● REQUIRED ACTION
Every entry must come back exactly as it was given.

(TASK MATERIAL begins)

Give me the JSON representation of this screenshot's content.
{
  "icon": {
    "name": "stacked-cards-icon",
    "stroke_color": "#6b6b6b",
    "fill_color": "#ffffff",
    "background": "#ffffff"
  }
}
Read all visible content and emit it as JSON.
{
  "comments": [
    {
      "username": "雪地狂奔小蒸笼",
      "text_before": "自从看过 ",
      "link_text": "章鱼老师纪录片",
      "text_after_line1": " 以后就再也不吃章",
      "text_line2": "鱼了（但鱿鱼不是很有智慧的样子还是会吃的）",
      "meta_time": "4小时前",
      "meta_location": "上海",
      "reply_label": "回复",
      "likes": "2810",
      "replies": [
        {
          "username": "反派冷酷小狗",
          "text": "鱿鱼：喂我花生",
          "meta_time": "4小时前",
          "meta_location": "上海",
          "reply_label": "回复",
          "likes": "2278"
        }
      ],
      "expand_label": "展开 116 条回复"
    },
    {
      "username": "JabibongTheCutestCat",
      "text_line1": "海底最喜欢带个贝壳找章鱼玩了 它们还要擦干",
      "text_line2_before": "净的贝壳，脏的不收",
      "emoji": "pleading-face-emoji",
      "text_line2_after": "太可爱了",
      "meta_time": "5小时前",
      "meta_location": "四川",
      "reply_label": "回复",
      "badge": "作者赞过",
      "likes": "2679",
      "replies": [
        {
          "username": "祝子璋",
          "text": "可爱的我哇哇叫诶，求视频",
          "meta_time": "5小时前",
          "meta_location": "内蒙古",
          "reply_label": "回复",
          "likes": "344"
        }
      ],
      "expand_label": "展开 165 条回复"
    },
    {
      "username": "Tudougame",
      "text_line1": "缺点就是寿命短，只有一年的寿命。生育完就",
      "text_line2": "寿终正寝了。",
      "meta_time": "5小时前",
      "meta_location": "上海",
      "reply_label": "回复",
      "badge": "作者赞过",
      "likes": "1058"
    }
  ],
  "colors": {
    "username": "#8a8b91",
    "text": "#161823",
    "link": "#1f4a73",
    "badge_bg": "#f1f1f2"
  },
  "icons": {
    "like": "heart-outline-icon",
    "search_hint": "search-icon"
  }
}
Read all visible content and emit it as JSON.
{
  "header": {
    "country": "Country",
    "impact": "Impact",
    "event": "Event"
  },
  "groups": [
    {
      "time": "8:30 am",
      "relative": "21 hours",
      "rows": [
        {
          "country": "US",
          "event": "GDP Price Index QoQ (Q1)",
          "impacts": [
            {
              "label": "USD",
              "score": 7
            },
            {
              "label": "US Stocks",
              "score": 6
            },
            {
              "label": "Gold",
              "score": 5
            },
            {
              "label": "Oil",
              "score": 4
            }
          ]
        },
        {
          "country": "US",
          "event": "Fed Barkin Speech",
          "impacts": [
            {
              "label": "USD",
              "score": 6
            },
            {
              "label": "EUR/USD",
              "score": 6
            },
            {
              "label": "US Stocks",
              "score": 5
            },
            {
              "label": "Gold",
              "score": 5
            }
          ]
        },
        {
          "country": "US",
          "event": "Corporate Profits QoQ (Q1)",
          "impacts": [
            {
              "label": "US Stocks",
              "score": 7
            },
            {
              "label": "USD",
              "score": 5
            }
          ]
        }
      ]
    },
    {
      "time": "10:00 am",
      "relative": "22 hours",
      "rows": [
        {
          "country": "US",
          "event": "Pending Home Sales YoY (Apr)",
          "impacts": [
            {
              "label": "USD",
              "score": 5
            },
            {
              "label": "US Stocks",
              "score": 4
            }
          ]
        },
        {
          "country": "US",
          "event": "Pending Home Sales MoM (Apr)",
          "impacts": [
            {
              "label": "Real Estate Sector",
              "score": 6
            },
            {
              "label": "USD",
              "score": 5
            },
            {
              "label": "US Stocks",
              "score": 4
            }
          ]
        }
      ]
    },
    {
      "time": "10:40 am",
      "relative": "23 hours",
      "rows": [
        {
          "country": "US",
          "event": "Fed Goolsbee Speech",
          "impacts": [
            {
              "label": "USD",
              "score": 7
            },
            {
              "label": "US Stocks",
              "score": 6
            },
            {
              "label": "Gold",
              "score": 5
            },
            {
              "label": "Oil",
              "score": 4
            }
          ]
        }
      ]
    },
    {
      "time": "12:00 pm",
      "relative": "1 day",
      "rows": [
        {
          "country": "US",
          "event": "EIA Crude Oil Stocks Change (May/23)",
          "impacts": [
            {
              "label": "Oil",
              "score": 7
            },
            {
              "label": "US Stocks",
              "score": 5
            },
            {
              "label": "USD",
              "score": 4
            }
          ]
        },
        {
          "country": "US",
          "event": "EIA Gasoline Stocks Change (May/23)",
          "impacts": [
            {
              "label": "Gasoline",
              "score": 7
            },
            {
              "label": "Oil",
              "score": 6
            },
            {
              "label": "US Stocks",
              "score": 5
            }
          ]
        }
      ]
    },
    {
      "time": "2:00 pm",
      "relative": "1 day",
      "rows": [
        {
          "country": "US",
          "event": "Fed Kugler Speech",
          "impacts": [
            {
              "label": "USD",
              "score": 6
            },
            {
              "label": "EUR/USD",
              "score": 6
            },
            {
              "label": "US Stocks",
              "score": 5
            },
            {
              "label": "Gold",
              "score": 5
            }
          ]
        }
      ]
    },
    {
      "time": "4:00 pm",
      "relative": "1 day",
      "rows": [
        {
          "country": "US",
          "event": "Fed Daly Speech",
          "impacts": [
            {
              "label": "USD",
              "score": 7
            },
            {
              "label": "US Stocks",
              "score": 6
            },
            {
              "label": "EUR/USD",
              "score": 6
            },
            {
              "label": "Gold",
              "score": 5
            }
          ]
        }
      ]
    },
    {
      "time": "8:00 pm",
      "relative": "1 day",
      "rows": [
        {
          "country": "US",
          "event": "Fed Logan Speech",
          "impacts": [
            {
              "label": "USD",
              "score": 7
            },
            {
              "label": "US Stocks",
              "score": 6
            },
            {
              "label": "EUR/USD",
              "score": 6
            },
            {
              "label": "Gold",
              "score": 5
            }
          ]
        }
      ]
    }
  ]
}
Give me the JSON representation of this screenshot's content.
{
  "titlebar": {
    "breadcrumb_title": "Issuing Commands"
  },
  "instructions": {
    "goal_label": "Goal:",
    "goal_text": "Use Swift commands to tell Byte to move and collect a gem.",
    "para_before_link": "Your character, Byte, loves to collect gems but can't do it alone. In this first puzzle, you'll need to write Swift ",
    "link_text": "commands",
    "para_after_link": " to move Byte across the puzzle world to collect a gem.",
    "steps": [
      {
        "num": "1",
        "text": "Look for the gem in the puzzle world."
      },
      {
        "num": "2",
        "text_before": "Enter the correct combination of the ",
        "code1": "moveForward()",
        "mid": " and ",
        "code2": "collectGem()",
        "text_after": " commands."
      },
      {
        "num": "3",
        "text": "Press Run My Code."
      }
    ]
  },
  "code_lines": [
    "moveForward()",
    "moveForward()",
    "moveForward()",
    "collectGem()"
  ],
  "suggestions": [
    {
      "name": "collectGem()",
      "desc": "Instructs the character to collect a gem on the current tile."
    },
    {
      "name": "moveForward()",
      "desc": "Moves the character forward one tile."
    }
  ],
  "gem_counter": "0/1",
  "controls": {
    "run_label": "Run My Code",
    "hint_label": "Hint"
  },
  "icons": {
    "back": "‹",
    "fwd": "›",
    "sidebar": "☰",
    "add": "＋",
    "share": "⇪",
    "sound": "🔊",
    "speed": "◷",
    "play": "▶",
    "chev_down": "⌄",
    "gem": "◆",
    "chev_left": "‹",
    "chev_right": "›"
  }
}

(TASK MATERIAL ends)

● WRITTEN ANSWER
Give me the JSON representation of this screenshot's content.
{
  "icon": {
    "name": "stacked-cards-icon",
    "stroke_color": "#6b6b6b",
    "fill_color": "#ffffff",
    "background": "#ffffff"
  }
}
Read all visible content and emit it as JSON.
{
  "comments": [
    {
      "username": "雪地狂奔小蒸笼",
      "text_before": "自从看过 ",
      "link_text": "章鱼老师纪录片",
      "text_after_line1": " 以后就再也不吃章",
      "text_line2": "鱼了（但鱿鱼不是很有智慧的样子还是会吃的）",
      "meta_time": "4小时前",
      "meta_location": "上海",
      "reply_label": "回复",
      "likes": "2810",
      "replies": [
        {
          "username": "反派冷酷小狗",
          "text": "鱿鱼：喂我花生",
          "meta_time": "4小时前",
          "meta_location": "上海",
          "reply_label": "回复",
          "likes": "2278"
        }
      ],
      "expand_label": "展开 116 条回复"
    },
    {
      "username": "JabibongTheCutestCat",
      "text_line1": "海底最喜欢带个贝壳找章鱼玩了 它们还要擦干",
      "text_line2_before": "净的贝壳，脏的不收",
      "emoji": "pleading-face-emoji",
      "text_line2_after": "太可爱了",
      "meta_time": "5小时前",
      "meta_location": "四川",
      "reply_label": "回复",
      "badge": "作者赞过",
      "likes": "2679",
      "replies": [
        {
          "username": "祝子璋",
          "text": "可爱的我哇哇叫诶，求视频",
          "meta_time": "5小时前",
          "meta_location": "内蒙古",
          "reply_label": "回复",
          "likes": "344"
        }
      ],
      "expand_label": "展开 165 条回复"
    },
    {
      "username": "Tudougame",
      "text_line1": "缺点就是寿命短，只有一年的寿命。生育完就",
      "text_line2": "寿终正寝了。",
      "meta_time": "5小时前",
      "meta_location": "上海",
      "reply_label": "回复",
      "badge": "作者赞过",
      "likes": "1058"
    }
  ],
  "colors": {
    "username": "#8a8b91",
    "text": "#161823",
    "link": "#1f4a73",
    "badge_bg": "#f1f1f2"
  },
  "icons": {
    "like": "heart-outline-icon",
    "search_hint": "search-icon"
  }
}
Read all visible content and emit it as JSON.
{
  "header": {
    "country": "Country",
    "impact": "Impact",
    "event": "Event"
  },
  "groups": [
    {
      "time": "8:30 am",
      "relative": "21 hours",
      "rows": [
        {
          "country": "US",
          "event": "GDP Price Index QoQ (Q1)",
          "impacts": [
            {
              "label": "USD",
              "score": 7
            },
            {
              "label": "US Stocks",
              "score": 6
            },
            {
              "label": "Gold",
              "score": 5
            },
            {
              "label": "Oil",
              "score": 4
            }
          ]
        },
        {
          "country": "US",
          "event": "Fed Barkin Speech",
          "impacts": [
            {
              "label": "USD",
              "score": 6
            },
            {
              "label": "EUR/USD",
              "score": 6
            },
            {
              "label": "US Stocks",
              "score": 5
            },
            {
              "label": "Gold",
              "score": 5
            }
          ]
        },
        {
          "country": "US",
          "event": "Corporate Profits QoQ (Q1)",
          "impacts": [
            {
              "label": "US Stocks",
              "score": 7
            },
            {
              "label": "USD",
              "score": 5
            }
          ]
        }
      ]
    },
    {
      "time": "10:00 am",
      "relative": "22 hours",
      "rows": [
        {
          "country": "US",
          "event": "Pending Home Sales YoY (Apr)",
          "impacts": [
            {
              "label": "USD",
              "score": 5
            },
            {
              "label": "US Stocks",
              "score": 4
            }
          ]
        },
        {
          "country": "US",
          "event": "Pending Home Sales MoM (Apr)",
          "impacts": [
            {
              "label": "Real Estate Sector",
              "score": 6
            },
            {
              "label": "USD",
              "score": 5
            },
            {
              "label": "US Stocks",
              "score": 4
            }
          ]
        }
      ]
    },
    {
      "time": "10:40 am",
      "relative": "23 hours",
      "rows": [
        {
          "country": "US",
          "event": "Fed Goolsbee Speech",
          "impacts": [
            {
              "label": "USD",
              "score": 7
            },
            {
              "label": "US Stocks",
              "score": 6
            },
            {
              "label": "Gold",
              "score": 5
            },
            {
              "label": "Oil",
              "score": 4
            }
          ]
        }
      ]
    },
    {
      "time": "12:00 pm",
      "relative": "1 day",
      "rows": [
        {
          "country": "US",
          "event": "EIA Crude Oil Stocks Change (May/23)",
          "impacts": [
            {
              "label": "Oil",
              "score": 7
            },
            {
              "label": "US Stocks",
              "score": 5
            },
            {
              "label": "USD",
              "score": 4
            }
          ]
        },
        {
          "country": "US",
          "event": "EIA Gasoline Stocks Change (May/23)",
          "impacts": [
            {
              "label": "Gasoline",
              "score": 7
            },
            {
              "label": "Oil",
              "score": 6
            },
            {
              "label": "US Stocks",
              "score": 5
            }
          ]
        }
      ]
    },
    {
      "time": "2:00 pm",
      "relative": "1 day",
      "rows": [
        {
          "country": "US",
          "event": "Fed Kugler Speech",
          "impacts": [
            {
              "label": "USD",
              "score": 6
            },
            {
              "label": "EUR/USD",
              "score": 6
            },
            {
              "label": "US Stocks",
              "score": 5
            },
            {
              "label": "Gold",
              "score": 5
            }
          ]
        }
      ]
    },
    {
      "time": "4:00 pm",
      "relative": "1 day",
      "rows": [
        {
          "country": "US",
          "event": "Fed Daly Speech",
          "impacts": [
            {
              "label": "USD",
              "score": 7
            },
            {
              "label": "US Stocks",
              "score": 6
            },
            {
              "label": "EUR/USD",
              "score": 6
            },
            {
              "label": "Gold",
              "score": 5
            }
          ]
        }
      ]
    },
    {
      "time": "8:00 pm",
      "relative": "1 day",
      "rows": [
        {
          "country": "US",
          "event": "Fed Logan Speech",
          "impacts": [
            {
              "label": "USD",
              "score": 7
            },
            {
              "label": "US Stocks",
              "score": 6
            },
            {
              "label": "EUR/USD",
              "score": 6
            },
            {
              "label": "Gold",
              "score": 5
            }
          ]
        }
      ]
    }
  ]
}
Give me the JSON representation of this screenshot's content.
{
  "titlebar": {
    "breadcrumb_title": "Issuing Commands"
  },
  "instructions": {
    "goal_label": "Goal:",
    "goal_text": "Use Swift commands to tell Byte to move and collect a gem.",
    "para_before_link": "Your character, Byte, loves to collect gems but can't do it alone. In this first puzzle, you'll need to write Swift ",
    "link_text": "commands",
    "para_after_link": " to move Byte across the puzzle world to collect a gem.",
    "steps": [
      {
        "num": "1",
        "text": "Look for the gem in the puzzle world."
      },
      {
        "num": "2",
        "text_before": "Enter the correct combination of the ",
        "code1": "moveForward()",
        "mid": " and ",
        "code2": "collectGem()",
        "text_after": " commands."
      },
      {
        "num": "3",
        "text": "Press Run My Code."
      }
    ]
  },
  "code_lines": [
    "moveForward()",
    "moveForward()",
    "moveForward()",
    "collectGem()"
  ],
  "suggestions": [
    {
      "name": "collectGem()",
      "desc": "Instructs the character to collect a gem on the current tile."
    },
    {
      "name": "moveForward()",
      "desc": "Moves the character forward one tile."
    }
  ],
  "gem_counter": "0/1",
  "controls": {
    "run_label": "Run My Code",
    "hint_label": "Hint"
  },
  "icons": {
    "back": "‹",
    "fwd": "›",
    "sidebar": "☰",
    "add": "＋",
    "share": "⇪",
    "sound": "🔊",
    "speed": "◷",
    "play": "▶",
    "chev_down": "⌄",
    "gem": "◆",
    "chev_left": "‹",
    "chev_right": "›"
  }
}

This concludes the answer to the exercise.